### EXTRACTED RECORDS

****************

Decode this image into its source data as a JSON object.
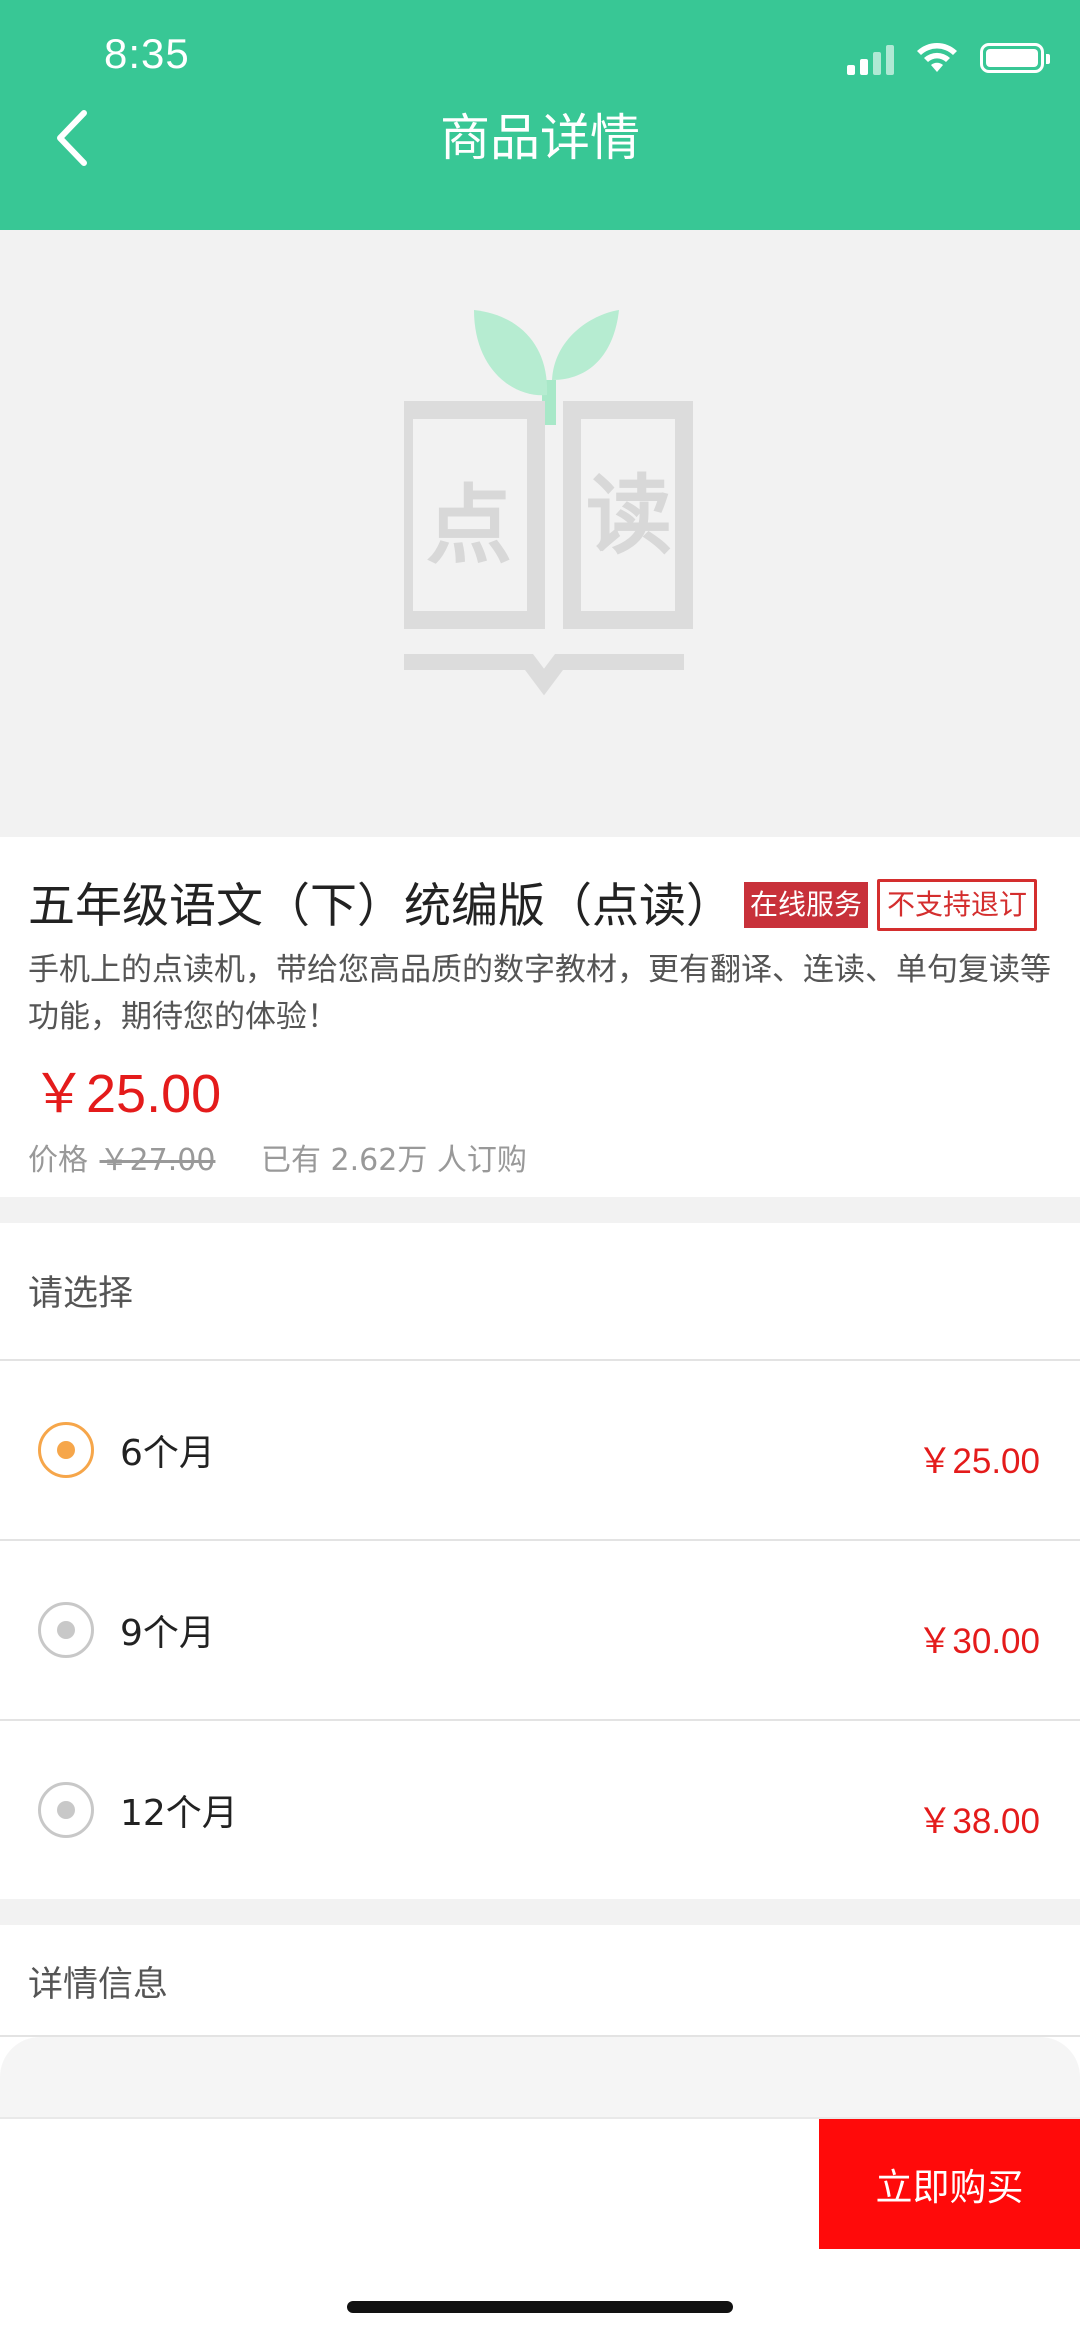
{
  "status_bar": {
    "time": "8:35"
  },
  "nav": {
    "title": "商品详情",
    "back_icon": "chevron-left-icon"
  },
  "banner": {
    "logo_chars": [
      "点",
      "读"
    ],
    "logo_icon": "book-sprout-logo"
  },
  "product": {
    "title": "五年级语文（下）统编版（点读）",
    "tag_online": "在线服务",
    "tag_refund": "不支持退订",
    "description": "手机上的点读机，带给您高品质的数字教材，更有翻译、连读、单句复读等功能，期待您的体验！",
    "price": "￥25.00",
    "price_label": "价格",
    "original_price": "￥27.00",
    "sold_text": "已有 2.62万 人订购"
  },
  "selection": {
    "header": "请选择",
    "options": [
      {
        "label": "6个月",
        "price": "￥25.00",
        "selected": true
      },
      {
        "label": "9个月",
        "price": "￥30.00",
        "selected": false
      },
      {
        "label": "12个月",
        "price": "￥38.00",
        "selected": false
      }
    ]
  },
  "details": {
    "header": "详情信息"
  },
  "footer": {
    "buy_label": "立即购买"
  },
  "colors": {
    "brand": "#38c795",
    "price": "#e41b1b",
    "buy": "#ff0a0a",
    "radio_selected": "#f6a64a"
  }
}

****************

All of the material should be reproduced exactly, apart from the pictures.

Decode this image into its source data as a JSON object.
{
  "status_bar": {
    "time": "8:35"
  },
  "nav": {
    "title": "商品详情",
    "back_icon": "chevron-left-icon"
  },
  "banner": {
    "logo_chars": [
      "点",
      "读"
    ],
    "logo_icon": "book-sprout-logo"
  },
  "product": {
    "title": "五年级语文（下）统编版（点读）",
    "tag_online": "在线服务",
    "tag_refund": "不支持退订",
    "description": "手机上的点读机，带给您高品质的数字教材，更有翻译、连读、单句复读等功能，期待您的体验！",
    "price": "￥25.00",
    "price_label": "价格",
    "original_price": "￥27.00",
    "sold_text": "已有 2.62万 人订购"
  },
  "selection": {
    "header": "请选择",
    "options": [
      {
        "label": "6个月",
        "price": "￥25.00",
        "selected": true
      },
      {
        "label": "9个月",
        "price": "￥30.00",
        "selected": false
      },
      {
        "label": "12个月",
        "price": "￥38.00",
        "selected": false
      }
    ]
  },
  "details": {
    "header": "详情信息"
  },
  "footer": {
    "buy_label": "立即购买"
  },
  "colors": {
    "brand": "#38c795",
    "price": "#e41b1b",
    "buy": "#ff0a0a",
    "radio_selected": "#f6a64a"
  }
}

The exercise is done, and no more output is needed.